## [WORK TASK]
What lines of the data below hold "this"? Show them.

## [SOURCE RECORDS]
===============

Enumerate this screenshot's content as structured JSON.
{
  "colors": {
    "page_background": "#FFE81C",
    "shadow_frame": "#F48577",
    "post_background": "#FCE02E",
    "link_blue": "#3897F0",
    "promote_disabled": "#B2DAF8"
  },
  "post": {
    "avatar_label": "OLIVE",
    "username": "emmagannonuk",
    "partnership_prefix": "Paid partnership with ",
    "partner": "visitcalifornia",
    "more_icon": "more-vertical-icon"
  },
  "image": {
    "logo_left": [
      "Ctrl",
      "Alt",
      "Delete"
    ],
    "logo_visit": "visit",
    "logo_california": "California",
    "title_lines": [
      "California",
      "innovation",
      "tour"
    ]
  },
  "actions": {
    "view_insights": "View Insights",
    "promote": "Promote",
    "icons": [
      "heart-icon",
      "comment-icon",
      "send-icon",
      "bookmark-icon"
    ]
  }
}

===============

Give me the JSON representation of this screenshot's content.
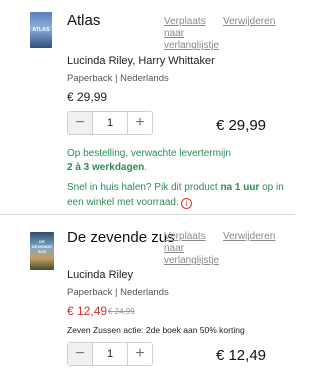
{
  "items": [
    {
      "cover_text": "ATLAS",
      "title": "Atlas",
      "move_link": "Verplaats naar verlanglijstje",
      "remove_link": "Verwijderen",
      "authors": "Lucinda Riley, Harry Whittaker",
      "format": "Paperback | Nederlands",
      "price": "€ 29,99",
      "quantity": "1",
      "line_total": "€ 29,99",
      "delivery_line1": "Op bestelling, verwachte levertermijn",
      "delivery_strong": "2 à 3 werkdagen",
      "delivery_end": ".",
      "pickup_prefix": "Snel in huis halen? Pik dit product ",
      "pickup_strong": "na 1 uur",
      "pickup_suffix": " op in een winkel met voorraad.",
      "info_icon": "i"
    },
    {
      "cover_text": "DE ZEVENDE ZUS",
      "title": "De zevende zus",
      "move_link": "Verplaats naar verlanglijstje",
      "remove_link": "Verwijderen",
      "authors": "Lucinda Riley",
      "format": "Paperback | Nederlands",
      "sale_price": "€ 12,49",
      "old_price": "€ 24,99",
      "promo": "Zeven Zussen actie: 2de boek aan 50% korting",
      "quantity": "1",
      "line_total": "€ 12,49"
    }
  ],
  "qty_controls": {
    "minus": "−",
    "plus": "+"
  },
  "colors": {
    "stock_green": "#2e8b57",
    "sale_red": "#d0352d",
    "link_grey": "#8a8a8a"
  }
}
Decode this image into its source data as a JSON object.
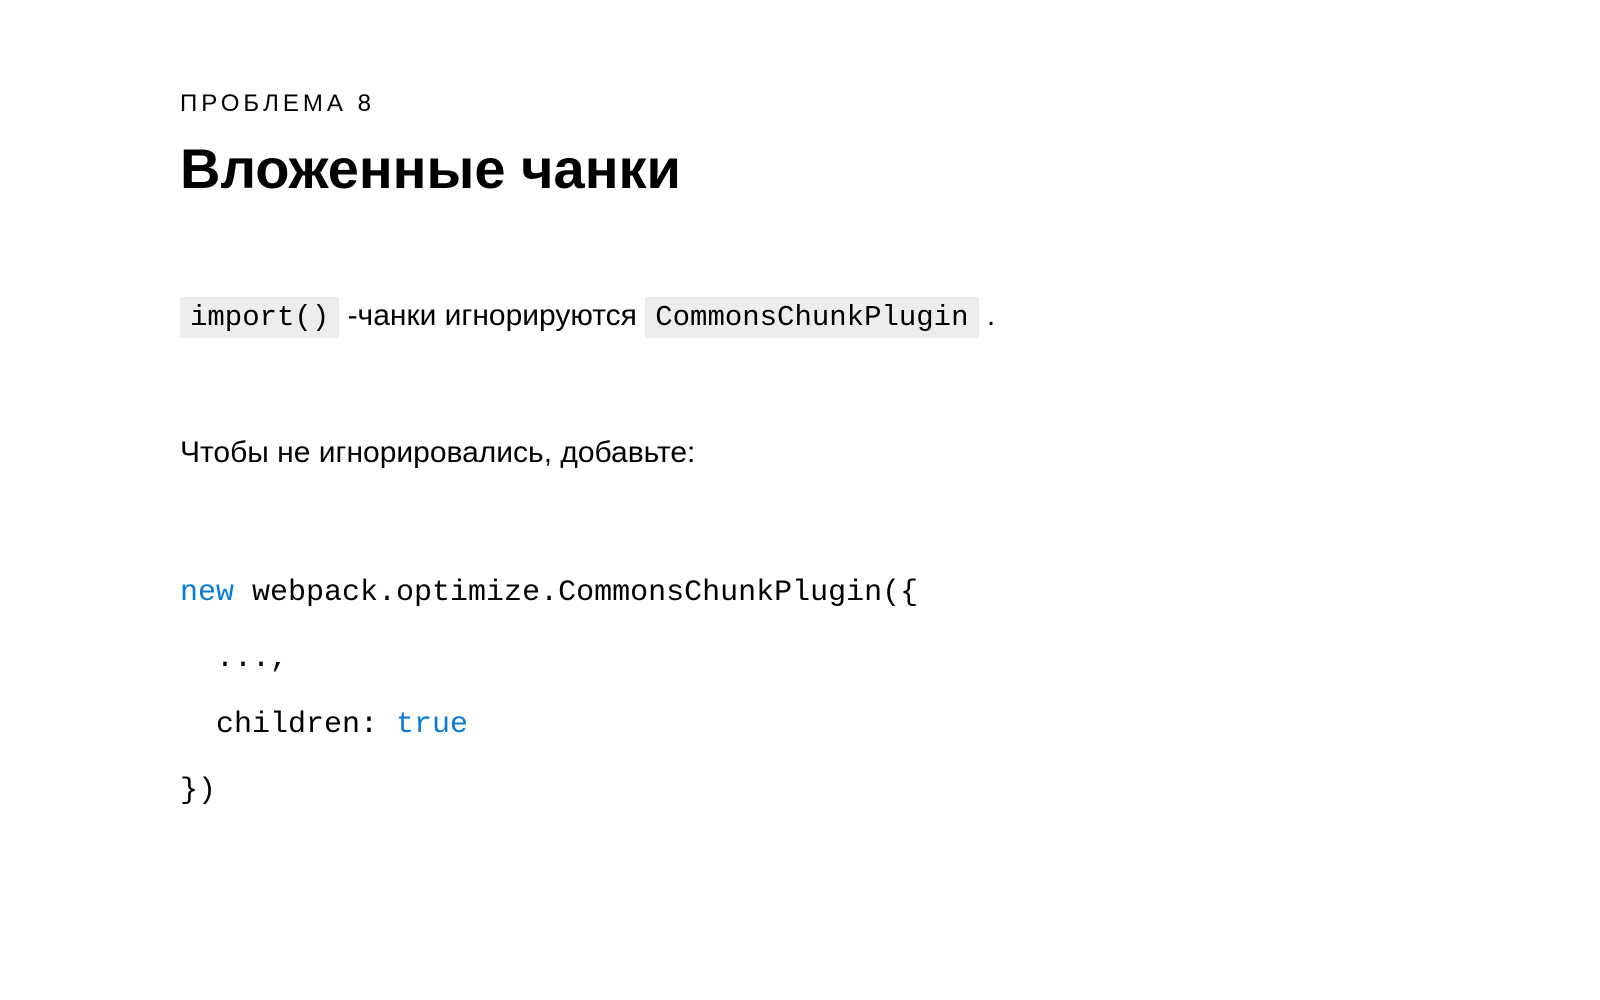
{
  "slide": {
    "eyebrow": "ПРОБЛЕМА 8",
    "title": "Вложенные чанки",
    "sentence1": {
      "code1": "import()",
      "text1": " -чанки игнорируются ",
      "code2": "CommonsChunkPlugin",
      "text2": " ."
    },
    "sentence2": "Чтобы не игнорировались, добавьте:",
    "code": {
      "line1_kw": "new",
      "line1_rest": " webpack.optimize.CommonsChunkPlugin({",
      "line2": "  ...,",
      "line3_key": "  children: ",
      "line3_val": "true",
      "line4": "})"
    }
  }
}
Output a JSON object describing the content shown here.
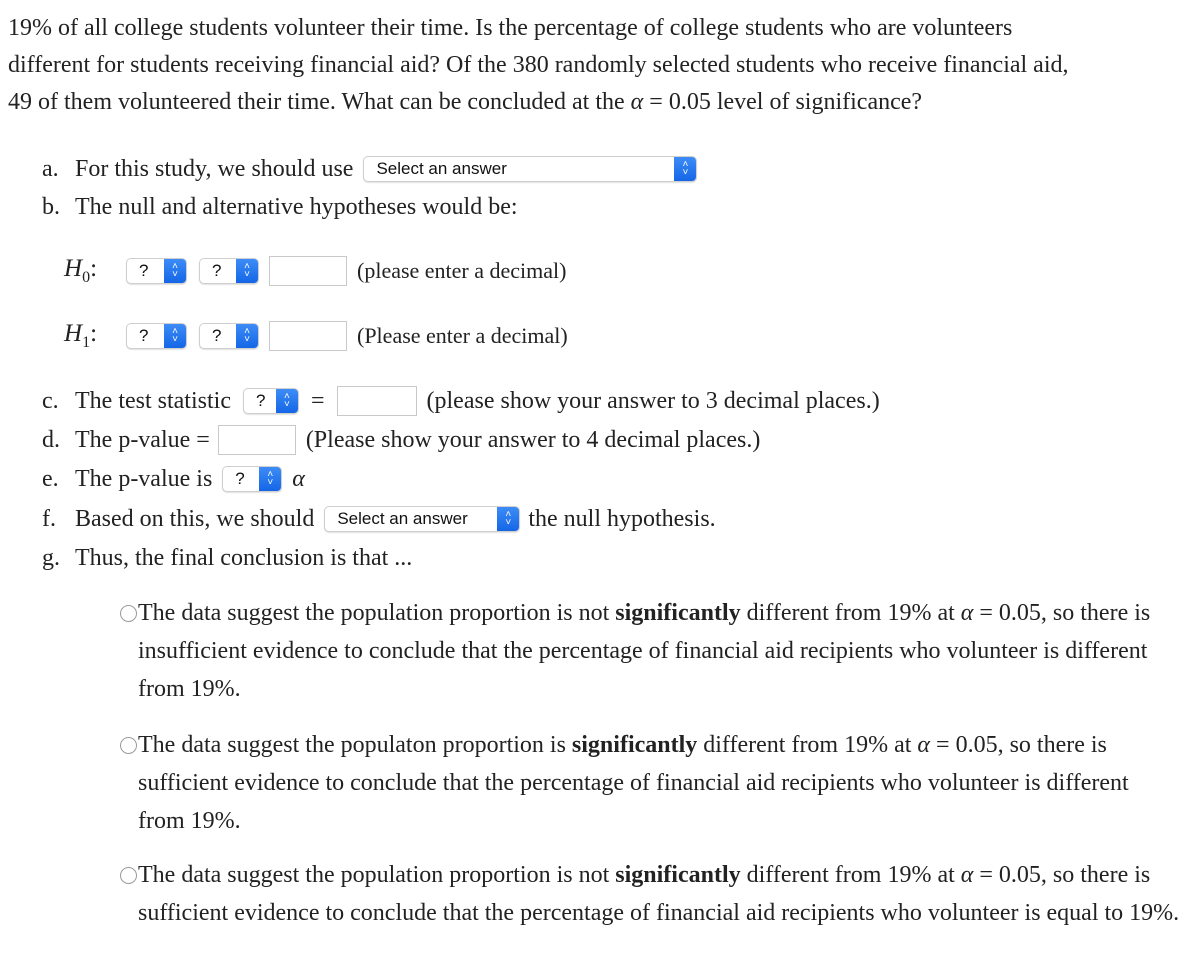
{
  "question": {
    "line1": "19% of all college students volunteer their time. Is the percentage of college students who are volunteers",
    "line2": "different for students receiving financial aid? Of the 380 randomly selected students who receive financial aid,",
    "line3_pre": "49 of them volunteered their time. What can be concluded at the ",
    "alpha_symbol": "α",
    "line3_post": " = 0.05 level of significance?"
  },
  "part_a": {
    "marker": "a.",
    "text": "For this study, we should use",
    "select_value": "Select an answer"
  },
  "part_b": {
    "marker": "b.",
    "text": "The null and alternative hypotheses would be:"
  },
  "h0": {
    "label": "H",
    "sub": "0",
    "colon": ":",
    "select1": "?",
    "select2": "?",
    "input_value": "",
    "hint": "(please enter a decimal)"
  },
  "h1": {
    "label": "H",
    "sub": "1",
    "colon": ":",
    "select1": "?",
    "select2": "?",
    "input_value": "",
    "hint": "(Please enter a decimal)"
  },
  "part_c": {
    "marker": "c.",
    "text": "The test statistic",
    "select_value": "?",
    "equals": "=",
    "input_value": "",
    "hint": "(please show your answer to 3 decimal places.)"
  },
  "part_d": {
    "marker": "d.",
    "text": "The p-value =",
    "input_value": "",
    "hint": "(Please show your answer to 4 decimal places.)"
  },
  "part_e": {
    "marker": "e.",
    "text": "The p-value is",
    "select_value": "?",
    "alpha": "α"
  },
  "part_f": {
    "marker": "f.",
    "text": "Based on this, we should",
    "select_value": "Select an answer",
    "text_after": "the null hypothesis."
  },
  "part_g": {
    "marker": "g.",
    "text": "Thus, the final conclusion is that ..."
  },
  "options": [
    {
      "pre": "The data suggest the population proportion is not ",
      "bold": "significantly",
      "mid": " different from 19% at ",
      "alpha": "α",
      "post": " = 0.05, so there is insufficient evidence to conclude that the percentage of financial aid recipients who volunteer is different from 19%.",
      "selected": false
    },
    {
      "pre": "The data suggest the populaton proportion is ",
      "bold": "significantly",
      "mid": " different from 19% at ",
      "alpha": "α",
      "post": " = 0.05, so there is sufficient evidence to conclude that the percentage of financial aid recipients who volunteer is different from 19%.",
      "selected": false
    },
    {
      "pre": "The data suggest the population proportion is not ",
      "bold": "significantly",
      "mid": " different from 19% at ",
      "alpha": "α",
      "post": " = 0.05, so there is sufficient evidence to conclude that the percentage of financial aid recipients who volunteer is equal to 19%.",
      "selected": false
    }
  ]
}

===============

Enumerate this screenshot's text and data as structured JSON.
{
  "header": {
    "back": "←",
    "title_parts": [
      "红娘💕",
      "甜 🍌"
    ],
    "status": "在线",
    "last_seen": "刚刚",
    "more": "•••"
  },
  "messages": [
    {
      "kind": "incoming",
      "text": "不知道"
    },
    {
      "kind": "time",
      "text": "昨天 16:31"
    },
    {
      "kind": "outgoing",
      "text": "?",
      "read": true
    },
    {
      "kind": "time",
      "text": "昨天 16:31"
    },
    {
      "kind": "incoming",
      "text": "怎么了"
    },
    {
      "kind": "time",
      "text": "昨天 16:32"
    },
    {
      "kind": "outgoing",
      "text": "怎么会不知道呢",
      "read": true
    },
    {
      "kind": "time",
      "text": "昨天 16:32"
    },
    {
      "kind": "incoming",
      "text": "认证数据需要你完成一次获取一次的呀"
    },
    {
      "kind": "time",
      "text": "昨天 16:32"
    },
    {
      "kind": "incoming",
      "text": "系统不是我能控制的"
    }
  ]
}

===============

## [RESPONSE]
Enumerate this screenshot's content as structured JSON.
Give me the JSON representation of this screenshot's content.
Decode this image into its source data as a JSON object.
    "text": "For this study, we should use",
    "text": "Based on this, we should",
Enumerate this screenshot's text and data as structured JSON.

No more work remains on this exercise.